 Frank Gifford’s signature from the 12 oz. box version will have the “G” and “i” portions completely on the white portion of Gifford’s uniform

Frank Gifford’s signature from the 12 oz. box version will have the “G” and “i” portions completely on the white portion of Gifford’s uniform

Our conclusion is that the 1960 Post Cereal set had six cards coming from panels of the 12 oz. GNF boxes. These included: Cousy, Drysdale, Kaline, Mathews, Unitas and Gifford. This pattern of six different card panels from the smaller GNF boxes and four different card panels from the larger sized GNF boxes continued into future plans for all the various 1960s Post Cereal American card promotions.

There was only one player who was on both sized boxes – Frank Gifford – and as such is the only player who has a resulting variation in his card. If one looks carefully, you can see the two variations consisting of minor picture cropping differences and the facsimile signature in a different position on the card (and of course the different packaging adhesive on the back side of this card). The easiest difference one can use to identify a Gifford card variations is as follows.

The 12 oz. Gifford cards will normally have two vertical packaging adhesive markings on the sides of the back of the cards. The Gifford portion of the signature on the front of the card will have the “G” and “I” portions completely on the white portion of Gifford’s uniform with the bottom tail of the first “f” in the Gifford portion of the signature also being written in the same white portion of Gifford’s uniform.

The 16 oz. Gifford cards will have no packaging adhesive markings on the back sides of the cards. Also, most of the “G” and all of the “i” and first “f” in the Gifford portion of the signature on the front of the card will be on top of the red number ‘1’ on Gifford’s uniform.

We thought we would share this information and I guess if you are a Master Set collector, you now need 10 cards in this set to complete a 1960 Post Cereal Master Set.

Auction of the Week

CA_RightPage-box

Collect Auctions Summer Auction

Collect Auctions bidding ends August 6 and bidders can view each lot on our website at www.collectauctions.net.
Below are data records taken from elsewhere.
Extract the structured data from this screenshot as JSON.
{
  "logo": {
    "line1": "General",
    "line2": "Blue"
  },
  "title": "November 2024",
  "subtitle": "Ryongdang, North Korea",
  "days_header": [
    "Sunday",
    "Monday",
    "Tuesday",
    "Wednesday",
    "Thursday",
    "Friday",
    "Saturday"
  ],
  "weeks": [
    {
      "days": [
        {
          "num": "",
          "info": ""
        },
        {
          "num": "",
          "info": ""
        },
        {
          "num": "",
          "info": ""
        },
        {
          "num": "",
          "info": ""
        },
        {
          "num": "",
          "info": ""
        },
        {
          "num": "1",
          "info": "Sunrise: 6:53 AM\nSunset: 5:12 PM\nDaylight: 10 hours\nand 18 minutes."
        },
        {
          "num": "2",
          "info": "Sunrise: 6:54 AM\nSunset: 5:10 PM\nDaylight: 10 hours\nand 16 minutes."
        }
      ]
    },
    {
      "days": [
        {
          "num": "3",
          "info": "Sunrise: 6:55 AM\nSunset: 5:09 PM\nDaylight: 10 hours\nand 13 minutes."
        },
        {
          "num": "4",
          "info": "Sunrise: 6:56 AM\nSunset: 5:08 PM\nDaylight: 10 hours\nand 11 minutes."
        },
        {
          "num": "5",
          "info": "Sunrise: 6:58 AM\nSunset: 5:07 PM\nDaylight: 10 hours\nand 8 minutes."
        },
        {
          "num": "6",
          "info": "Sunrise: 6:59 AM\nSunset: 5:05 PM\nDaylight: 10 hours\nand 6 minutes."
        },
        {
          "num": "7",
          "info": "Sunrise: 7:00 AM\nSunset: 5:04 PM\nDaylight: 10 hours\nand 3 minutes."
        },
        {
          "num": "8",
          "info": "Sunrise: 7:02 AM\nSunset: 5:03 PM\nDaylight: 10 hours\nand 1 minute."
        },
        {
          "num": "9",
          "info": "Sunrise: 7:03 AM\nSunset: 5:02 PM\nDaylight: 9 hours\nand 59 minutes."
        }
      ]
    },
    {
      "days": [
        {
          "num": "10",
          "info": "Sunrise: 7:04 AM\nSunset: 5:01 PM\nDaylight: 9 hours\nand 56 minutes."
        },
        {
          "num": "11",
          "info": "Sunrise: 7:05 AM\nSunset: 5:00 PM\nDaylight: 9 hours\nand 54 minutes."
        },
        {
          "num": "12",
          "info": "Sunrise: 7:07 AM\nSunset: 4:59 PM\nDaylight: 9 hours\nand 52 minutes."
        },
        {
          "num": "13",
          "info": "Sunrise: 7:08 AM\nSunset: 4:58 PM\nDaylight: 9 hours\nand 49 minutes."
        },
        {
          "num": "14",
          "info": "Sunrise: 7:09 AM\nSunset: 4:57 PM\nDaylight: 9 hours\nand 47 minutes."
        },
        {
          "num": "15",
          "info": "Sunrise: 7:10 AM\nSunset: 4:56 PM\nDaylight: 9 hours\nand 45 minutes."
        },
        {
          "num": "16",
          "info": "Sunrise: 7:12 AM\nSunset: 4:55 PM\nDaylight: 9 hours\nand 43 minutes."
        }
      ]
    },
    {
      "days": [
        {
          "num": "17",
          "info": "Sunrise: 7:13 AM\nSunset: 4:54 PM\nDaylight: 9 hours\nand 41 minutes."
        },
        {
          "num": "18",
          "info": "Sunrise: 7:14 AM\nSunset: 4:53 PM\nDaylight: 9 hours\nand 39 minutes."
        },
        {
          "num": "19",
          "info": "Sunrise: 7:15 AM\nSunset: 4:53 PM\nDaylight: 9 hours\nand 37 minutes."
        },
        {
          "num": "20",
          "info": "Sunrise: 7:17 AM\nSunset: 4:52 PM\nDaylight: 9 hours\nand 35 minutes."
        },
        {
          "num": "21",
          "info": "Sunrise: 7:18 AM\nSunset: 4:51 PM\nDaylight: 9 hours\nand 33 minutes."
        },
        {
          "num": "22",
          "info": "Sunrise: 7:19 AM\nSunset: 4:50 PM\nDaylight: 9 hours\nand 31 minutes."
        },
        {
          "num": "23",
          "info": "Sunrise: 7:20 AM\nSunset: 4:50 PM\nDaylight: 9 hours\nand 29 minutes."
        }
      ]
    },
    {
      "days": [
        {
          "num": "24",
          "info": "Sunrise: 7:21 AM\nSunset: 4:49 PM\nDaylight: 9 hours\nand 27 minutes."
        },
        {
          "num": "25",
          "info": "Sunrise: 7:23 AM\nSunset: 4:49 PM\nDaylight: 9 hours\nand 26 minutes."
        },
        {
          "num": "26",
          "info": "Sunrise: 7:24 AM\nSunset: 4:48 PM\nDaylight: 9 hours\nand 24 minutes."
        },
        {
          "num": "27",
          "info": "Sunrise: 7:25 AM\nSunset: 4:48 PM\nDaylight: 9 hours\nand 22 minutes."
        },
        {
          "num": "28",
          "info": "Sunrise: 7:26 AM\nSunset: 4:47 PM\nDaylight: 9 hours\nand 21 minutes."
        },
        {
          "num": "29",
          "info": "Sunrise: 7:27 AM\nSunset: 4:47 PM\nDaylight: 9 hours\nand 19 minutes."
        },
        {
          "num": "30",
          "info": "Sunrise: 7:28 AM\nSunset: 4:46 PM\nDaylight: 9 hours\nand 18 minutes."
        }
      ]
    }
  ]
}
There are more than 1,000 lots of vintage sports cards and sets; what we believe is the strongest unopened lineup any auction house has ever offered. Bidding ends Thursday, August 6 at 9:00 p.m. CST (10:00 EST).